▶ [What to do]: Make an exact copy of all the records, one that contains none of the pictures.

※ ※ ※

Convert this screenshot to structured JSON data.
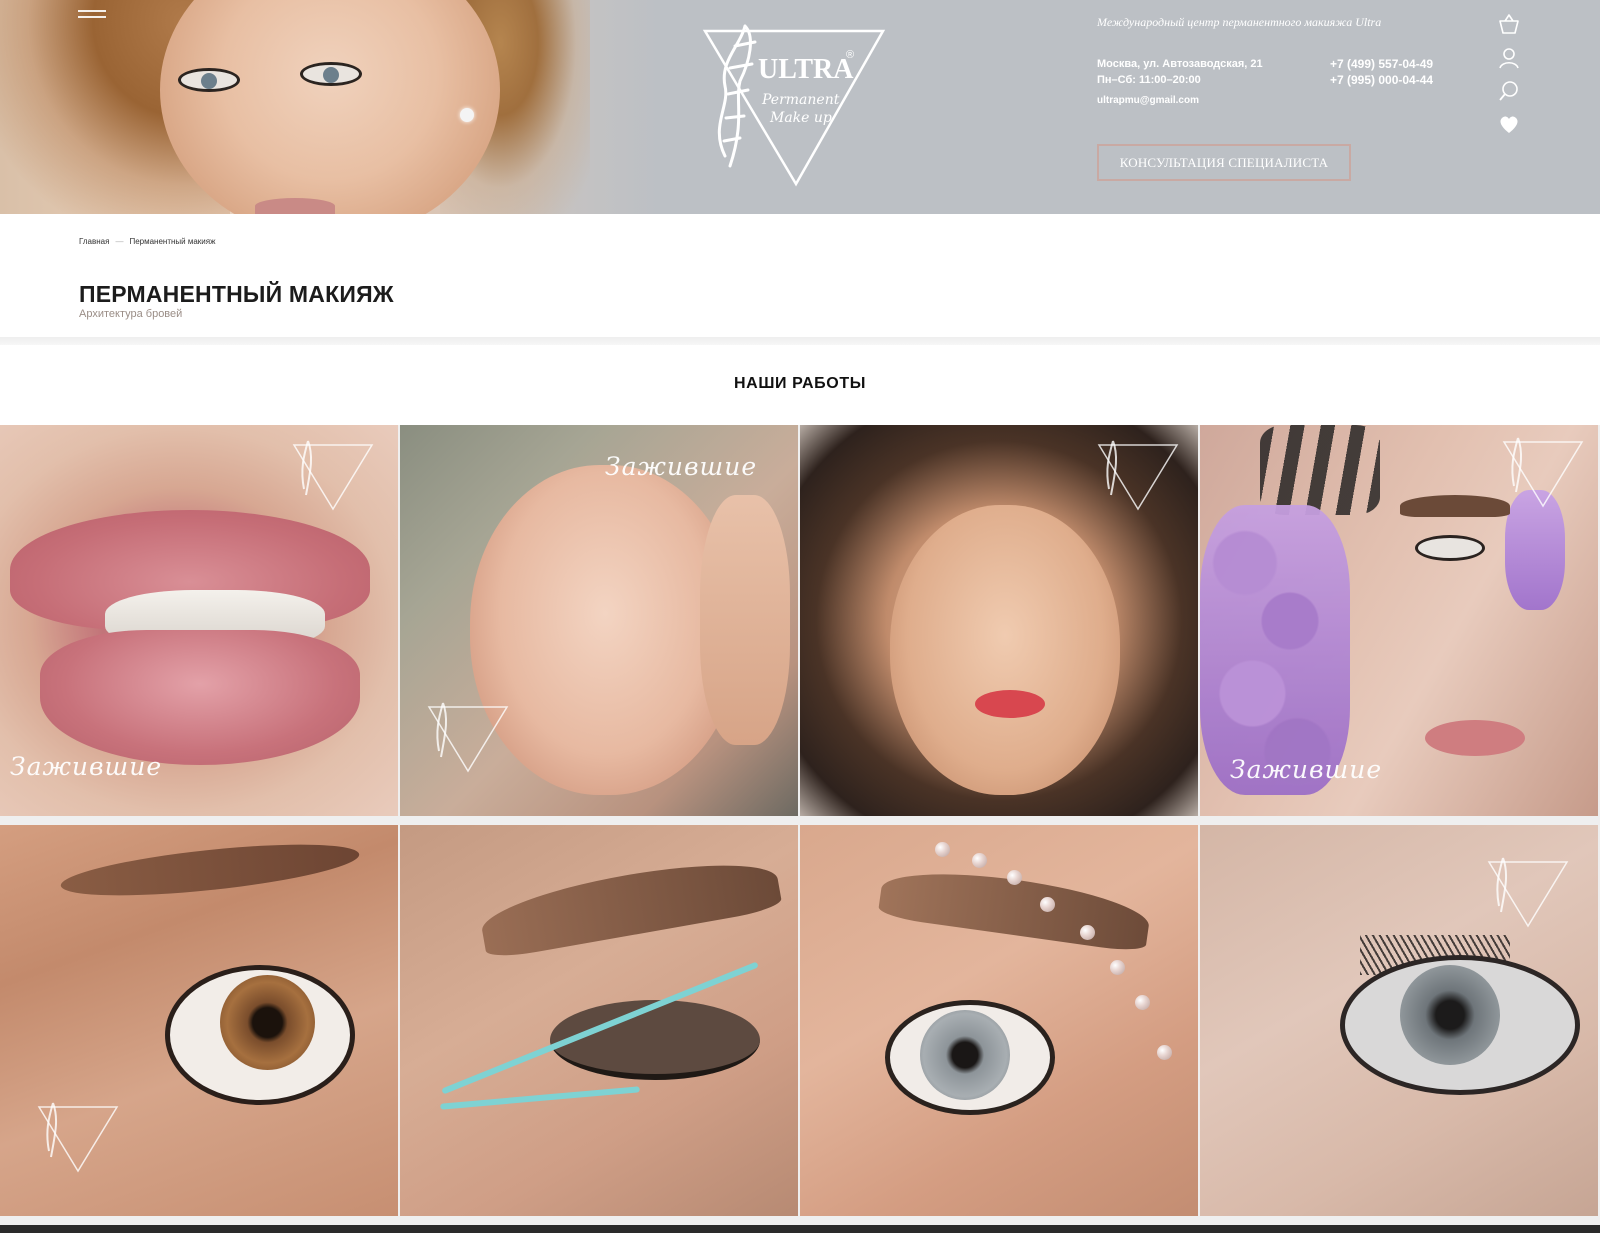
{
  "header": {
    "tagline": "Международный центр перманентного макияжа Ultra",
    "address_line1": "Москва, ул. Автозаводская, 21",
    "address_line2": "Пн–Сб: 11:00–20:00",
    "email": "ultrapmu@gmail.com",
    "phone1": "+7 (499) 557-04-49",
    "phone2": "+7 (995) 000-04-44",
    "consult_button": "КОНСУЛЬТАЦИЯ СПЕЦИАЛИСТА",
    "logo": {
      "name": "ULTRA",
      "registered": "®",
      "sub1": "Permanent",
      "sub2": "Make up"
    },
    "icons": [
      "cart-icon",
      "user-icon",
      "search-icon",
      "heart-icon"
    ]
  },
  "breadcrumb": {
    "home": "Главная",
    "separator": "—",
    "current": "Перманентный макияж"
  },
  "page": {
    "title": "ПЕРМАНЕНТНЫЙ МАКИЯЖ",
    "subtitle": "Архитектура бровей"
  },
  "works": {
    "title": "НАШИ РАБОТЫ",
    "script_label": "Зажившие"
  },
  "colors": {
    "header_bg": "#bcc0c5",
    "button_border": "#c9a9a3",
    "accent_liner": "#7ed2d3"
  }
}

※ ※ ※

▶ [Result of this task]:
Convert this screenshot to structured JSON data.
{
  "header": {
    "tagline": "Международный центр перманентного макияжа Ultra",
    "address_line1": "Москва, ул. Автозаводская, 21",
    "address_line2": "Пн–Сб: 11:00–20:00",
    "email": "ultrapmu@gmail.com",
    "phone1": "+7 (499) 557-04-49",
    "phone2": "+7 (995) 000-04-44",
    "consult_button": "КОНСУЛЬТАЦИЯ СПЕЦИАЛИСТА",
    "logo": {
      "name": "ULTRA",
      "registered": "®",
      "sub1": "Permanent",
      "sub2": "Make up"
    },
    "icons": [
      "cart-icon",
      "user-icon",
      "search-icon",
      "heart-icon"
    ]
  },
  "breadcrumb": {
    "home": "Главная",
    "separator": "—",
    "current": "Перманентный макияж"
  },
  "page": {
    "title": "ПЕРМАНЕНТНЫЙ МАКИЯЖ",
    "subtitle": "Архитектура бровей"
  },
  "works": {
    "title": "НАШИ РАБОТЫ",
    "script_label": "Зажившие"
  },
  "colors": {
    "header_bg": "#bcc0c5",
    "button_border": "#c9a9a3",
    "accent_liner": "#7ed2d3"
  }
}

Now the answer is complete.